- Heroic Mime: The protagonist is capable of speech, but any sapients you encounter in your journey are either hostile or simply unable to communicate with you. You get to speak once, at the very end.
- Interface Screw: If you lick the frozen metal pole, the game text will change so that it sounds like itf fpoken by fomeone wiv deir tongue ftuck.
- Nintendo Hard: One of Plotkin's most difficult games, primarily thanks to the ability to lose or destroy an item you need and not realise it until later.
- Show Within a Show: You can choose to watch three performances in the game: the play at the start, the dance of the grasslands tribe, and the race.
- Title Drop: The title is dropped in Imita's monologue in Rito and Imita, where she bewails her fate.

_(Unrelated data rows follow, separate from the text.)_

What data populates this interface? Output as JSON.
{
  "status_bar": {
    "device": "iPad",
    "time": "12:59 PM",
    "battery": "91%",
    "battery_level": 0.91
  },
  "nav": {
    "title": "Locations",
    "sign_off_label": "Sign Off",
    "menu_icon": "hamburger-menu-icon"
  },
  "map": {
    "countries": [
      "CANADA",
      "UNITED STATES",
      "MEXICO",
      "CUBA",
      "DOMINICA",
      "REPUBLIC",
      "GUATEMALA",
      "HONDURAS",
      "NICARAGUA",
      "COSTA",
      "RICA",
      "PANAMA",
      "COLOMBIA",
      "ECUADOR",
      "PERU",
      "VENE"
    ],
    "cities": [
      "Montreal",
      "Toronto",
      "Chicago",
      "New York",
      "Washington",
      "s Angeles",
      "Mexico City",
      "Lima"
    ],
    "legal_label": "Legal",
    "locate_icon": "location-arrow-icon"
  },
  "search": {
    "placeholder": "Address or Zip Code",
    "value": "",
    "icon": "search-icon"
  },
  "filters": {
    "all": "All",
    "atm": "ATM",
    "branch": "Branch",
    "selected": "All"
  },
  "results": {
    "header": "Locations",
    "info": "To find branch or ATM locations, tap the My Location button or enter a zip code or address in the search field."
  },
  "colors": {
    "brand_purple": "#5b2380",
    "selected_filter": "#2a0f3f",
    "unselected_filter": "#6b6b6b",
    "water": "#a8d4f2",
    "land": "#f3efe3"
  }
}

Like the game itself, Rito and Imita is the story of an unhappy relationship that ends in reconciliation.
- Tongue on the Flagpole: You come across a metal pole in the icy realm. If you stay around long enough, the game text starts telling you to lick it. And if you do, the only way to free yourself involves using up an item that you will need later, so don't do it.
- World of Symbolism: A possibly interpretation of the game is that it is simply the protagonist symbolically working his way through his feelings and doubts about his relationship.
- Your Cheating Heart: It is strongly implied (though never stated for sure) that Aessa is cheating on the protagonist. Both the play at the start and the dance performed by the tribe in the grasslands tell a story of a Love Triangle between two men and a woman. When you meet Aessa in the end, she asks your forgiveness.